But Gab is no Twitter. Pushing Richard Spencer there means pushing him closer to the margins. And that may be the most compelling justification for suppressing hate speech in the Internet age. In the end, this is a soft censorship — a marginalization, but not a blotting out, of extreme views. And that is something the culture has long tolerated.
Is relegating the alt-right to Gab so different than relegating the Klan to page B3 of the newspaper?
Shortly after Trump’s election, Spencer and a small group of white nationalists gathered at a Washington hotel to bask in their newfound influence. There were panel discussions and after-dinner speeches. Reporters were there in force.
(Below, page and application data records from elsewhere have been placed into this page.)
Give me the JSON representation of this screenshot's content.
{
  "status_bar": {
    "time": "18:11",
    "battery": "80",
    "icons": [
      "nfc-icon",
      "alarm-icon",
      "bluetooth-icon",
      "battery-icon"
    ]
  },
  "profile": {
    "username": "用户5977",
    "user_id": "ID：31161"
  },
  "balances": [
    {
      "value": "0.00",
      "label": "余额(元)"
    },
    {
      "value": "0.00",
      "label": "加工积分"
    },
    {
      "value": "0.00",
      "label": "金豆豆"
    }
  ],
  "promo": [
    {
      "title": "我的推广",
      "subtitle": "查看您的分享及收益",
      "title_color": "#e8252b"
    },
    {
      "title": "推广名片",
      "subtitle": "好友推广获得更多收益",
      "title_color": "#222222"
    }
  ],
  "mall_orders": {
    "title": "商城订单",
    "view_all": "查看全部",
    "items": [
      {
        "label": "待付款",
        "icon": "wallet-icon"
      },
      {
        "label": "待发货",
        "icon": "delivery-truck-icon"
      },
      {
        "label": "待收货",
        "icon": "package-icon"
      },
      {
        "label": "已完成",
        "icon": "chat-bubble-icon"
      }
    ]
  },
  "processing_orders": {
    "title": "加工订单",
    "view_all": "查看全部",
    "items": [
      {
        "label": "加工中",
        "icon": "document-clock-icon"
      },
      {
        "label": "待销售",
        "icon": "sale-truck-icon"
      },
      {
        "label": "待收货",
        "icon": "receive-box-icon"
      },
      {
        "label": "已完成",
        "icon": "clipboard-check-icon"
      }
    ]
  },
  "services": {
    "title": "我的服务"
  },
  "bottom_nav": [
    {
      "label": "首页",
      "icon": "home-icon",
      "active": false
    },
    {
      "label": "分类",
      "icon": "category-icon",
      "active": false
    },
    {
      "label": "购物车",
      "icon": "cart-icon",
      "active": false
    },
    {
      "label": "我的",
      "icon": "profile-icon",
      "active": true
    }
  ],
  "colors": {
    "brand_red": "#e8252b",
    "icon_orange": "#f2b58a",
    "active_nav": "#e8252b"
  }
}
And when the Los Angeles Times tweeted out its story on the confab — “Meet the new think tank in town: The ‘alt-right’ comes to Washington” — the Internet revolted. “Calling these white nationalists a ‘think tank’ is atrocious,” tweeted radio and television commentator Roland Martin.
But the actual article was more nuanced than the tweet implied, suggesting that “today’s nationalists [are] picking up where David Duke left off when the former Klan imperial wizard shed his robes to enter politics in the early 1980s.”
“This is how you sneak these ideas into the mainstream,” said Heidi Beirich, who tracks hate groups for the Southern Poverty Law Center, in the piece.
Beirich, speaking with the Globe a couple of weeks later, said there needs to be more — not less — mainstream media coverage of extremism in the age of Trump. “Given that Trump won, and won on a campaign of vilification . . . we’re probably going to see [other] candidates who are willing to make these arguments in an attempt to win election,” she said.
Editors and publishers have long feared that any publicity for radical movements would encourage their spread. But Beirich argues that social media’s amplification of hate speech and conspiracy theories only reinforces the need for traditional journalists to scrutinize the extremists.
Still, the traditional media’s influence extends only so far. Ultimately, reining in hate may require a public revolt against the social networks where it lives.
Twitter is already feeling a backlash. The service’s basket of deplorables doesn’t just include neo-Nazis. There are many other anonymous trolls, too — misogynists and garden-variety racists — and more and more of their targets are backing away from Twitter.
The loss of those voices is a speech suppression of its own.